      The use of forces designated only to be used against American enemies outside the United States against elected officials of our own government, possibly on behalf of an unfriendly foreign government, is a total indictment of the usefulness of our entire intelligence community.  Attempts to centralize intelligence resources only tied those resources to individuals whose political ideologies surpassed loyalty to the United States or were superceded by moral flexibility, so often the case with politicians, now popularly described under the term “situational narcissism.” (believing one’s position places one above any moral code or ethical standard)

      Significant polarization within the political community during the Bush administration encouraged members of the intelligence community to look on members of the opposition political party as terrorist sympathizers.  We are told that many members of the military and intelligence community may be actively involved in “extracurricular” activities, freelancing for individuals no longer in government.  Those co-opted by extremist views are vulnerable to ploys from foreign intelligence agencies who represent themselves as part of “right thinking” or “conservative” patriotic groups.

      This is a common ploy, developed long ago by the KGB in the Soviet Union and now SOP, (Standard Operating Proceedure) for agencies of friend and foe alike.

      It is now a subject for a legitimate investigation as are such “accidents” as the Ohio plane crash that killed Mike Connell, GOP “vote rigging” guru who asked for police protection from Karl Rove tied to rigging the 2004 Presidential Election.  Connell’s family believes his death was murder.  US Senators, investigative reporters, whistleblowing scientists, “girlfriends” and so many other categories seem to die in numbers well beyond any actuarial table.

      We are already spending billions of dollars a year hunting foreign terrorists that threaten the United States.  Do we need to double this and go on a “witch hunt” within our own agencies, the ones we entrust with our own security?  There is only one answer:  Yes, of course we must.  We may not have a few “bad apples,” we may have a diseased orchard.

      Others say:
      Man charged in NOLA-gate scheme did not work for intelligence community

      As noted yesterday, Stan Dai, arrested Monday for allegedly aiding and abetting the scheme by James O'Keefe and two other men to enter Sen. Mary Landrieu's New Orleans' offices under the pretense of being telephone repair men, has elements of his resume that suggested he was looking for a career in the U.S. intelligence community.

      For instance, in 2008, he worked as the program administrator of an Office of Director of National Intelligence-funded "intelligence community center of academic excellence" program at Trinity Washington University.

      The purpose of the ODNI-grant-funded program "was to introduce students in liberal arts colleges to concepts in intelligence studies and potential careers in intelligence," the D.C. university's vice president Ann Pauley said by email.
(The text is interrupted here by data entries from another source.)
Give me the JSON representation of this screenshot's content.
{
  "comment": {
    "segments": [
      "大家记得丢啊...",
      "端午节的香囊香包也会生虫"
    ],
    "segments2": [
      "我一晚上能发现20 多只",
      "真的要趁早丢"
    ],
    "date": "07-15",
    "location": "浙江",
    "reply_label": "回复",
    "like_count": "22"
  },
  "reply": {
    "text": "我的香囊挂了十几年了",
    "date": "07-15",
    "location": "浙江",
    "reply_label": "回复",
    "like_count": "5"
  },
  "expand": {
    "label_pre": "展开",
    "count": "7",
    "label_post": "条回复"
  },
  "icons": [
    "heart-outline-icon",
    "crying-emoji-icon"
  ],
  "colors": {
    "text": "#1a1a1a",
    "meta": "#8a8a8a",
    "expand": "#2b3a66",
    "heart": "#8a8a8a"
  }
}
      "Stan Dai was a junior program administrator for one year in a grant-funded program at Trinity Washington University," Pauley said. "Mr. Dai has not worked at Trinity since October 2008 when the grant ended. Trinity’s ICCAE program also ended at the same time." [In Full]
      But, as one of the commenters claimed: "Just because Stan Dai didn't 'WORK' for the US intelligence community DOES NOT MEAN he wasn't an AGENT. (emphasis mine)"